» Instructions to follow: Please reproduce every entry below without omitting a single line.
___ Extracted material
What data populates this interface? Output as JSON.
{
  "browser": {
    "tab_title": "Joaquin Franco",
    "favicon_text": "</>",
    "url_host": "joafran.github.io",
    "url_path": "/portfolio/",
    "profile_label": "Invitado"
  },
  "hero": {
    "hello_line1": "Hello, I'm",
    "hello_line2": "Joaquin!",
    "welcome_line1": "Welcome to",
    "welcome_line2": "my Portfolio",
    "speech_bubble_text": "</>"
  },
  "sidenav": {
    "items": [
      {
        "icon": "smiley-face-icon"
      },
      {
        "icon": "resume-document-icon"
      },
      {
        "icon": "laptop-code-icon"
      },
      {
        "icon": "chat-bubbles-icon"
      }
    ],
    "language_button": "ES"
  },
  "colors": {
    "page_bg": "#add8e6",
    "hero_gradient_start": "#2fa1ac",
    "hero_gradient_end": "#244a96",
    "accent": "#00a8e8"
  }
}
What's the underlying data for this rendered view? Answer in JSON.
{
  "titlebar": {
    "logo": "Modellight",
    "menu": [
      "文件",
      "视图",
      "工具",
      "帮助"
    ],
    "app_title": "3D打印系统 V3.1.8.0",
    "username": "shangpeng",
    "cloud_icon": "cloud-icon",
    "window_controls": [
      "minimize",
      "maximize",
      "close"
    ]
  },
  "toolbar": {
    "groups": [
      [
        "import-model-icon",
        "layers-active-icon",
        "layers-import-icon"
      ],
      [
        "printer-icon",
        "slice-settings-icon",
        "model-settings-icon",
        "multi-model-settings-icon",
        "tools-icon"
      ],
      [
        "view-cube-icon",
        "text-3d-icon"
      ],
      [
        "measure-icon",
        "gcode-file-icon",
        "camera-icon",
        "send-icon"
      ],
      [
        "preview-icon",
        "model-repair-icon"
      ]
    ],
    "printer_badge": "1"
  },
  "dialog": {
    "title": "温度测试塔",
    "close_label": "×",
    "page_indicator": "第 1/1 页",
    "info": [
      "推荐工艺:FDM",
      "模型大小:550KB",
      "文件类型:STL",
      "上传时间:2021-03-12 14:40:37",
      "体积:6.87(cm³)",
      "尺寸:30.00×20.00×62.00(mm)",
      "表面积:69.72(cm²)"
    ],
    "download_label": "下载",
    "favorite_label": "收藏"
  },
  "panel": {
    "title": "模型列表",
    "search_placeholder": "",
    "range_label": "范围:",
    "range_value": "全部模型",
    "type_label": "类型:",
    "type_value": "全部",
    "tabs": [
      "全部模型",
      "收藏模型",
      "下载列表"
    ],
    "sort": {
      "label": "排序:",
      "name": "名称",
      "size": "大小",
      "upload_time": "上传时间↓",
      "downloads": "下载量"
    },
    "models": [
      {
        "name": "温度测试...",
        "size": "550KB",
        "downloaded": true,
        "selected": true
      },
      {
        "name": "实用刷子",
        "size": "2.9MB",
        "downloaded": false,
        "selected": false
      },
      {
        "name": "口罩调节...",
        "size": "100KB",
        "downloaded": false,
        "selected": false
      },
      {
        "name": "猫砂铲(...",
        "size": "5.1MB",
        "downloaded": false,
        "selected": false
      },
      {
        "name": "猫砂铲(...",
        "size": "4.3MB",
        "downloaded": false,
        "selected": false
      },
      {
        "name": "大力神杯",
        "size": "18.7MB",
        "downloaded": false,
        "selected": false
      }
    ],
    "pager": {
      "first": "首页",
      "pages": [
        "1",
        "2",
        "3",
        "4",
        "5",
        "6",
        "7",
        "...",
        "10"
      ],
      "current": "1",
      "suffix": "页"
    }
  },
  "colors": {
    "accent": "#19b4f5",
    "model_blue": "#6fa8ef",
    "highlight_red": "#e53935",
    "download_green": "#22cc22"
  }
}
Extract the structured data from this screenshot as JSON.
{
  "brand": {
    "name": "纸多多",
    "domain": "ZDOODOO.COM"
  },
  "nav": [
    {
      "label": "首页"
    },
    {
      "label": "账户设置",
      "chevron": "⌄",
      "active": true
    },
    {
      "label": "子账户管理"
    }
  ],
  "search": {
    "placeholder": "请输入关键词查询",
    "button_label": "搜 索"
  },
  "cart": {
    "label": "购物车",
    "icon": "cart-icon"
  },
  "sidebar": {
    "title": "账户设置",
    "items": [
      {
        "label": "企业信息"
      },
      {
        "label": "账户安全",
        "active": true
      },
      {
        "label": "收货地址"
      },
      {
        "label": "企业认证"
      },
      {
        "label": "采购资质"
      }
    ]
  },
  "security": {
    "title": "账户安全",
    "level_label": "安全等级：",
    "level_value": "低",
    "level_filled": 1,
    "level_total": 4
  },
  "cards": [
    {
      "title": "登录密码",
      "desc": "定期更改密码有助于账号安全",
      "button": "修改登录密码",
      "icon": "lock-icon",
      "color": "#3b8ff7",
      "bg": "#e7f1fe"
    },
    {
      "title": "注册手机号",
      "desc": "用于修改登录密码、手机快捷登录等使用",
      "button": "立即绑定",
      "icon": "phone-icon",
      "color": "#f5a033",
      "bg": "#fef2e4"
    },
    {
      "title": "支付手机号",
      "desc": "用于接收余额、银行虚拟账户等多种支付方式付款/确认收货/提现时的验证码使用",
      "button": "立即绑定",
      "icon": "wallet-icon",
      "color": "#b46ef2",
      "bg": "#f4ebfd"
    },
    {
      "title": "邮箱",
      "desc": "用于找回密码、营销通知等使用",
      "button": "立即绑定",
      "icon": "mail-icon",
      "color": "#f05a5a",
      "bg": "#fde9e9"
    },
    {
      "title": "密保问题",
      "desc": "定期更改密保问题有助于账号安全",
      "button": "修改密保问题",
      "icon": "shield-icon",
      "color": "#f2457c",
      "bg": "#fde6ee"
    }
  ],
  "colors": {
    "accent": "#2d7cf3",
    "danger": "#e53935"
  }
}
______
» Exercise output:
What data populates this interface? Output as JSON.
{
  "browser": {
    "tab_title": "Joaquin Franco",
    "favicon_text": "</>",
    "url_host": "joafran.github.io",
    "url_path": "/portfolio/",
    "profile_label": "Invitado"
  },
  "hero": {
    "hello_line1": "Hello, I'm",
    "hello_line2": "Joaquin!",
    "welcome_line1": "Welcome to",
    "welcome_line2": "my Portfolio",
    "speech_bubble_text": "</>"
  },
  "sidenav": {
    "items": [
      {
        "icon": "smiley-face-icon"
      },
      {
        "icon": "resume-document-icon"
      },
      {
        "icon": "laptop-code-icon"
      },
      {
        "icon": "chat-bubbles-icon"
      }
    ],
    "language_button": "ES"
  },
  "colors": {
    "page_bg": "#add8e6",
    "hero_gradient_start": "#2fa1ac",
    "hero_gradient_end": "#244a96",
    "accent": "#00a8e8"
  }
}
What's the underlying data for this rendered view? Answer in JSON.
{
  "titlebar": {
    "logo": "Modellight",
    "menu": [
      "文件",
      "视图",
      "工具",
      "帮助"
    ],
    "app_title": "3D打印系统 V3.1.8.0",
    "username": "shangpeng",
    "cloud_icon": "cloud-icon",
    "window_controls": [
      "minimize",
      "maximize",
      "close"
    ]
  },
  "toolbar": {
    "groups": [
      [
        "import-model-icon",
        "layers-active-icon",
        "layers-import-icon"
      ],
      [
        "printer-icon",
        "slice-settings-icon",
        "model-settings-icon",
        "multi-model-settings-icon",
        "tools-icon"
      ],
      [
        "view-cube-icon",
        "text-3d-icon"
      ],
      [
        "measure-icon",
        "gcode-file-icon",
        "camera-icon",
        "send-icon"
      ],
      [
        "preview-icon",
        "model-repair-icon"
      ]
    ],
    "printer_badge": "1"
  },
  "dialog": {
    "title": "温度测试塔",
    "close_label": "×",
    "page_indicator": "第 1/1 页",
    "info": [
      "推荐工艺:FDM",
      "模型大小:550KB",
      "文件类型:STL",
      "上传时间:2021-03-12 14:40:37",
      "体积:6.87(cm³)",
      "尺寸:30.00×20.00×62.00(mm)",
      "表面积:69.72(cm²)"
    ],
    "download_label": "下载",
    "favorite_label": "收藏"
  },
  "panel": {
    "title": "模型列表",
    "search_placeholder": "",
    "range_label": "范围:",
    "range_value": "全部模型",
    "type_label": "类型:",
    "type_value": "全部",
    "tabs": [
      "全部模型",
      "收藏模型",
      "下载列表"
    ],
    "sort": {
      "label": "排序:",
      "name": "名称",
      "size": "大小",
      "upload_time": "上传时间↓",
      "downloads": "下载量"
    },
    "models": [
      {
        "name": "温度测试...",
        "size": "550KB",
        "downloaded": true,
        "selected": true
      },
      {
        "name": "实用刷子",
        "size": "2.9MB",
        "downloaded": false,
        "selected": false
      },
      {
        "name": "口罩调节...",
        "size": "100KB",
        "downloaded": false,
        "selected": false
      },
      {
        "name": "猫砂铲(...",
        "size": "5.1MB",
        "downloaded": false,
        "selected": false
      },
      {
        "name": "猫砂铲(...",
        "size": "4.3MB",
        "downloaded": false,
        "selected": false
      },
      {
        "name": "大力神杯",
        "size": "18.7MB",
        "downloaded": false,
        "selected": false
      }
    ],
    "pager": {
      "first": "首页",
      "pages": [
        "1",
        "2",
        "3",
        "4",
        "5",
        "6",
        "7",
        "...",
        "10"
      ],
      "current": "1",
      "suffix": "页"
    }
  },
  "colors": {
    "accent": "#19b4f5",
    "model_blue": "#6fa8ef",
    "highlight_red": "#e53935",
    "download_green": "#22cc22"
  }
}
Extract the structured data from this screenshot as JSON.
{
  "brand": {
    "name": "纸多多",
    "domain": "ZDOODOO.COM"
  },
  "nav": [
    {
      "label": "首页"
    },
    {
      "label": "账户设置",
      "chevron": "⌄",
      "active": true
    },
    {
      "label": "子账户管理"
    }
  ],
  "search": {
    "placeholder": "请输入关键词查询",
    "button_label": "搜 索"
  },
  "cart": {
    "label": "购物车",
    "icon": "cart-icon"
  },
  "sidebar": {
    "title": "账户设置",
    "items": [
      {
        "label": "企业信息"
      },
      {
        "label": "账户安全",
        "active": true
      },
      {
        "label": "收货地址"
      },
      {
        "label": "企业认证"
      },
      {
        "label": "采购资质"
      }
    ]
  },
  "security": {
    "title": "账户安全",
    "level_label": "安全等级：",
    "level_value": "低",
    "level_filled": 1,
    "level_total": 4
  },
  "cards": [
    {
      "title": "登录密码",
      "desc": "定期更改密码有助于账号安全",
      "button": "修改登录密码",
      "icon": "lock-icon",
      "color": "#3b8ff7",
      "bg": "#e7f1fe"
    },
    {
      "title": "注册手机号",
      "desc": "用于修改登录密码、手机快捷登录等使用",
      "button": "立即绑定",
      "icon": "phone-icon",
      "color": "#f5a033",
      "bg": "#fef2e4"
    },
    {
      "title": "支付手机号",
      "desc": "用于接收余额、银行虚拟账户等多种支付方式付款/确认收货/提现时的验证码使用",
      "button": "立即绑定",
      "icon": "wallet-icon",
      "color": "#b46ef2",
      "bg": "#f4ebfd"
    },
    {
      "title": "邮箱",
      "desc": "用于找回密码、营销通知等使用",
      "button": "立即绑定",
      "icon": "mail-icon",
      "color": "#f05a5a",
      "bg": "#fde9e9"
    },
    {
      "title": "密保问题",
      "desc": "定期更改密保问题有助于账号安全",
      "button": "修改密保问题",
      "icon": "shield-icon",
      "color": "#f2457c",
      "bg": "#fde6ee"
    }
  ],
  "colors": {
    "accent": "#2d7cf3",
    "danger": "#e53935"
  }
}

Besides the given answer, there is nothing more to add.